Sunday, January 15, 2006

More fluent at ovulation!

Here is another interesting observation of the strange aspects of PDS. Per Alm pointed me to a study of the menstrual cycle, showing more stuttering during the premenstrual phase! This clearly points to neurotransmitter (brain chemicals) levels in the brain affecting fluency. So PDS cannot really just be psychological, because the menstrual cycle is related to changing hormone levels?

Silverman, E. M. (1975). Speech fluency fluctuations during the menstrual cycle. Journal of Speech and Hearing Research, 18, 202-206.

Abstract: This study sought to determine whether changes in disfluency characteristics accompany biological and emotional changes during the menstrual cycle. Four extemporaneous speech samples were collected from each of 12 women, one at ovulation (when the average woman experiences her greatest feelings of self-esteem and self-confidence) and one at premenstruation (when she experiences a significant increase in anxiety level) for two consecutive cycles. The mean total frequency of the women's speech disfluencies produced at premenstruation was significantly greater than the mean total of their speech disfluencies produced at ovulation. The disfluency type that accounted for much of the difference in total frequency of disfluency between the two cycle points was revision-incomplete phrase. The tendency for these nonstutterers to produce more speech disfluencies at premenstruation than at ovulation is similar to a tendency we have observed in stutterers

Silverman, E. M., Zimmer, C. H., & Silverman, F. H. (1974). Variability of stutterers' speech disfluency: the menstrual cycle. Perceptual and Motor Skills, 38, 1037-1038.

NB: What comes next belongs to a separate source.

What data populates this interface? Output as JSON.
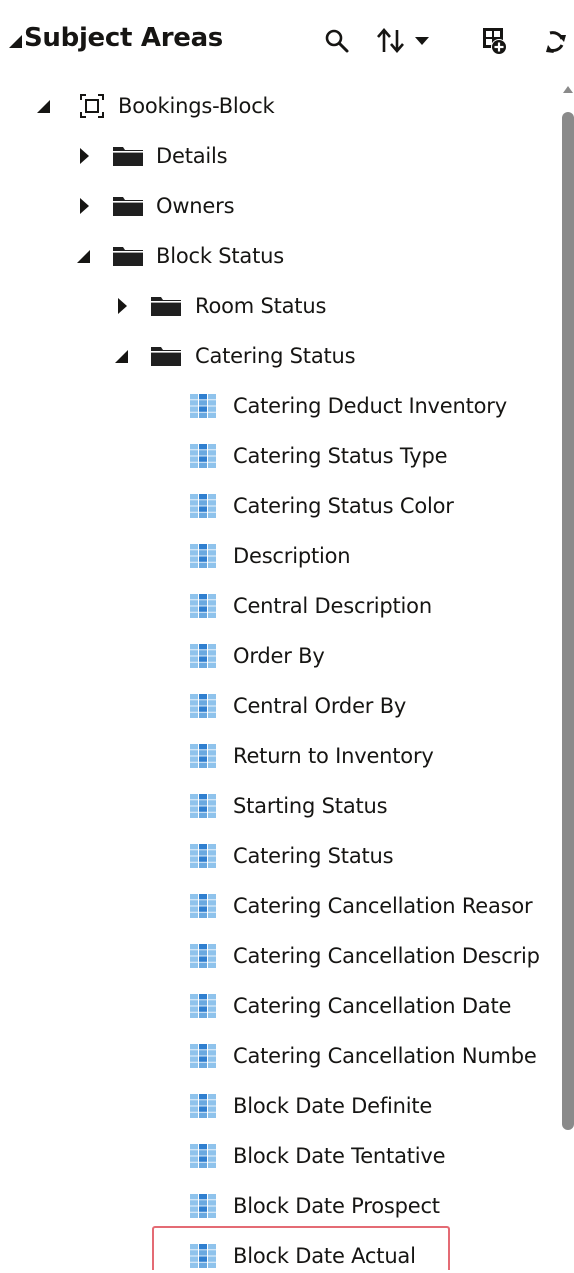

Abstract: Studied whether women who stutter produce more speech disfluencies at premenstruation (when anxiety level has been reported highest) than at ovulation (when anxiety level has been reported lowest). 4 speech samples were collected from each of 4 Ss, one at ovulation and one at premenstruation for 2 consecutive cycles. Results show that Ss produced more disfluencies premenstrually.

1 comment:

Jennifer said...

Hello, I was diagnosed as bi-polar last year. One of the many medicines I take initially caused me to stutter every so slightly even though I have never done so previously. The medicine is called Lamictal and it is also used to treat epilepsy. I DefinatelY feel like I am more focused and fluent as my estrogen levels climb. I have noticed also that as soon as it crashes I get irritable and anxious and loose my ability to focus so well.